In recent years, however, they have recognized a second and more common form of the disorder in which the heart can empty normally, but does not fill with enough blood (diastolic heart failure).
The result is the same - the body does not get enough oxygen-rich blood for its needs. The most common symptom is shortness of breath. Other symptoms include fatigue, swelling around the ankles and high blood pressure.
In the study involved 4,128 patients, who were at least 60 years old and were randomly placed into two groups.
One group received 300 milligrams of irbesartan, an anti-hypertensive medication marketed as AvaproTM. The other group was given a placebo.
The study showed treatment with irbesartan did not reduce the risk of death or hospitalization for cardiovascular causes among patients who had diastolic heart failure, nor did it improve any of the secondary clinical outcomes, including quality of life.
The results counter the findings of previous studies claiming that the drug may have had a potential benefit.
"Heart failure is the only cardiovascular disease on the rise," said Dalane Kitzman, M.D., a cardiologist and professor in the Department of Internal Medicine at Wake Forest Baptist, principal investigator for the Wake Forest Baptist trial site and the national coordinator for the study.

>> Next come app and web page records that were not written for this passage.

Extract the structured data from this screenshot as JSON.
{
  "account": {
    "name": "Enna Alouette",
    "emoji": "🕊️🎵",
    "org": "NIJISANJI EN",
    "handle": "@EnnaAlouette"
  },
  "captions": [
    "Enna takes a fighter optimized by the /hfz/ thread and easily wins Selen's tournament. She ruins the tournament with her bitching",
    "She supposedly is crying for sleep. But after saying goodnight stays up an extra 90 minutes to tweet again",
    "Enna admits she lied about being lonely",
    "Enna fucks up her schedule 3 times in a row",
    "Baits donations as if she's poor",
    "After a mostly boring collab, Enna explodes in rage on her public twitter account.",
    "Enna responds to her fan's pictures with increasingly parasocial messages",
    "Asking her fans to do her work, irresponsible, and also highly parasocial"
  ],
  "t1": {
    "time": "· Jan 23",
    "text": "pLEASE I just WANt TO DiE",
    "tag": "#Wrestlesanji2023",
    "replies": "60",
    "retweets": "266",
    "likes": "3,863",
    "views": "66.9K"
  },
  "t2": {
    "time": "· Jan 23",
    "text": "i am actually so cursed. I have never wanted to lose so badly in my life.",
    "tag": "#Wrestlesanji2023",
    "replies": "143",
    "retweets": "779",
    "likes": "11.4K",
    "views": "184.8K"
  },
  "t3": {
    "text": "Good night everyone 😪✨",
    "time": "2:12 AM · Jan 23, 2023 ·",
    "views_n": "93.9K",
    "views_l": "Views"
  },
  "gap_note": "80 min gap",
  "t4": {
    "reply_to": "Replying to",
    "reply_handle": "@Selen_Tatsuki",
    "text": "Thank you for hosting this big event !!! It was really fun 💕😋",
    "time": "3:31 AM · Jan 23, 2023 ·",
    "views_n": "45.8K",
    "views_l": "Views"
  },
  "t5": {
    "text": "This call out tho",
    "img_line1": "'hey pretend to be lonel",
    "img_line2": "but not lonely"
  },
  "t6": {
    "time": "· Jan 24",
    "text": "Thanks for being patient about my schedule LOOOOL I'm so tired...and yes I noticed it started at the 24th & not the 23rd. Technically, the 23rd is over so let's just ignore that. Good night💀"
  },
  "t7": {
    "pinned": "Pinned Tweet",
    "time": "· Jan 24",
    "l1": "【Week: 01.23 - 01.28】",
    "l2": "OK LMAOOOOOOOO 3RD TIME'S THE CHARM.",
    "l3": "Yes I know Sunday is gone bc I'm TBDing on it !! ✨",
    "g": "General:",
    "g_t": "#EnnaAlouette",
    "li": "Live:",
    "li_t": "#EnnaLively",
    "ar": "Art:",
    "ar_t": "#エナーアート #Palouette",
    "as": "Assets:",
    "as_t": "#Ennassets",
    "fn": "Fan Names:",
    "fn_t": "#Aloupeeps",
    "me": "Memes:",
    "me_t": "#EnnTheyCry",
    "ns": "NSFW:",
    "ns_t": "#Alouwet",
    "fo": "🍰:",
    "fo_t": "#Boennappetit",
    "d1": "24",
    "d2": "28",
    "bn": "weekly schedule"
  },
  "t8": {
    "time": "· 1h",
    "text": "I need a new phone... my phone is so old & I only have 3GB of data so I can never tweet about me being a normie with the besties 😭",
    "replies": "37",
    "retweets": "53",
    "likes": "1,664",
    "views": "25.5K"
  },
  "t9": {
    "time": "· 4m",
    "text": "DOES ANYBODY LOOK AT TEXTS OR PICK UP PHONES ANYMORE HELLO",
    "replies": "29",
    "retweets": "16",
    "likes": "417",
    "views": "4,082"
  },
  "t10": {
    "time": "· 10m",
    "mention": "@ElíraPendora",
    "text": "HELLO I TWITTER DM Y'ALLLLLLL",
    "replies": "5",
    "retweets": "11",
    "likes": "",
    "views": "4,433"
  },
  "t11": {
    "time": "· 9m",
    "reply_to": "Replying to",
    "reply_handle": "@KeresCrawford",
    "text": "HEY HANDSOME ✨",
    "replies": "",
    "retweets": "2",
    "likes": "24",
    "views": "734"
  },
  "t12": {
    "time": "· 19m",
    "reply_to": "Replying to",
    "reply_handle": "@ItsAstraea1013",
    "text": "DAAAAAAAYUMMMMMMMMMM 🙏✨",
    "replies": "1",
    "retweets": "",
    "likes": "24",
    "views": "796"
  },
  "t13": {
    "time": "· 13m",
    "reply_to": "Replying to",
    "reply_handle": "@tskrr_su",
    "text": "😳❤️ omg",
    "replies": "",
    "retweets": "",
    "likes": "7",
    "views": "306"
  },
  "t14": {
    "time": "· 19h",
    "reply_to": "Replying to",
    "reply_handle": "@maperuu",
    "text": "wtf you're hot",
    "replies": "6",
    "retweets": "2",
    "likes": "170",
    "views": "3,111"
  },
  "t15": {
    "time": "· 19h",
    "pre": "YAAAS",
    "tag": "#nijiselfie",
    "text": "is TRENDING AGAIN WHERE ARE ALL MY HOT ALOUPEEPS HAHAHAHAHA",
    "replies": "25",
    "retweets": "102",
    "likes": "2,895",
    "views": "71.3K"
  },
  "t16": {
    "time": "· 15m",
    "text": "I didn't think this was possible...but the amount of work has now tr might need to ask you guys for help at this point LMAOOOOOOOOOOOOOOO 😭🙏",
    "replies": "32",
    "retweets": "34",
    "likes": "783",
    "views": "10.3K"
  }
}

"And this newer form of the disease is increasing fastest of all. That's what makes it disconcerting - that we don't have a proven effective treatment. We sort of have to go back to the drawing board," Kitzman added.
The study appears in the New England Journal of Medicine.